Do salmonid eggs come with a carbon footprint?
Author: The Fish Site

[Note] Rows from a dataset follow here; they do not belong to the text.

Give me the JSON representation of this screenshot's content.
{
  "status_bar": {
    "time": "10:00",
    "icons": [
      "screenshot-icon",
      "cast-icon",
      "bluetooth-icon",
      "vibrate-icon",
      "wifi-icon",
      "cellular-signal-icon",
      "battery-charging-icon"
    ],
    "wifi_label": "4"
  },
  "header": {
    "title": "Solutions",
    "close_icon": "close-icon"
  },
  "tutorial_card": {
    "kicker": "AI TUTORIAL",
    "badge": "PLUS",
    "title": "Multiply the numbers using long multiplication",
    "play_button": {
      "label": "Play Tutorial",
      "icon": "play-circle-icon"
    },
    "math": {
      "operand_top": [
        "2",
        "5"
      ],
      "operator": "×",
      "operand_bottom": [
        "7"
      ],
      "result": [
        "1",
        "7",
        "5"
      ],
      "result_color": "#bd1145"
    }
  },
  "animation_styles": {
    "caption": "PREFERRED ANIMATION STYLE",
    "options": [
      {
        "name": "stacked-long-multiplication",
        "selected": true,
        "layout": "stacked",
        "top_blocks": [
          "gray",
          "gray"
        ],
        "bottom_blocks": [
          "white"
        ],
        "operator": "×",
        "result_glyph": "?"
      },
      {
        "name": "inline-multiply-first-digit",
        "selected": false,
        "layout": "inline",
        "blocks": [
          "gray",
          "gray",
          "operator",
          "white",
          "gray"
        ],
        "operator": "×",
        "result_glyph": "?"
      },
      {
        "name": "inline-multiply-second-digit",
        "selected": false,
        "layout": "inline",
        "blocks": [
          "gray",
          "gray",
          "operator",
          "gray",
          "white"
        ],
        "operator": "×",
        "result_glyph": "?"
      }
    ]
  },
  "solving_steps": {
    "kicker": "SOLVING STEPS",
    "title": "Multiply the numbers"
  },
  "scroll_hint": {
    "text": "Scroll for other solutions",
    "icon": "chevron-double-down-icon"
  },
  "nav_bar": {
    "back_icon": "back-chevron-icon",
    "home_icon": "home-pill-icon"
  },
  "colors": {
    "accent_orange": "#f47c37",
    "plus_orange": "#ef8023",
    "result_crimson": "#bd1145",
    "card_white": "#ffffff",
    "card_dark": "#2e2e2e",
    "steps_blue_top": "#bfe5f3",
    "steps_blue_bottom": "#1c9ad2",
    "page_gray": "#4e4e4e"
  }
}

The carbon footprint, or climate footprint, of a fertilised egg has been calculated to 0.028 kg CO₂ equivalents, which is less than 0.1 percent of the carbon footprint of a Norwegian farmed salmon at harvest. This is a very good result. The genetic properties of the egg itself also contribute to reducing the carbon footprint of the fish farmers. According to Poore and Nemecek (2018), the greenhouse gas emission per produced kilogram of edible protein from farmed fish is similar to that of poultry, but lower than for other protein sources; approximately 80 percent of the emissions for pigs, approximately 35 percent of the emissions for cattle from dairy herds and approximately 10 percent of the emissions for cattle from beef herds. The LCA analysis pointed to feed and energy use as the most important greenhouse gas sources, see figure 2. The contribution from the feed is a combination of the feed's carbon footprint, feed utilisation and fish mortality. AquaGen is continuously working to reduce their carbon footprint. In recent years, the company has electrified all of their marine facilities, improved the energy efficiency of their land facilities and opted to buy electricity solely from renewable sources. The company also claims to work steadily to improve biological factors that affect greenhouse gas emissions in our production.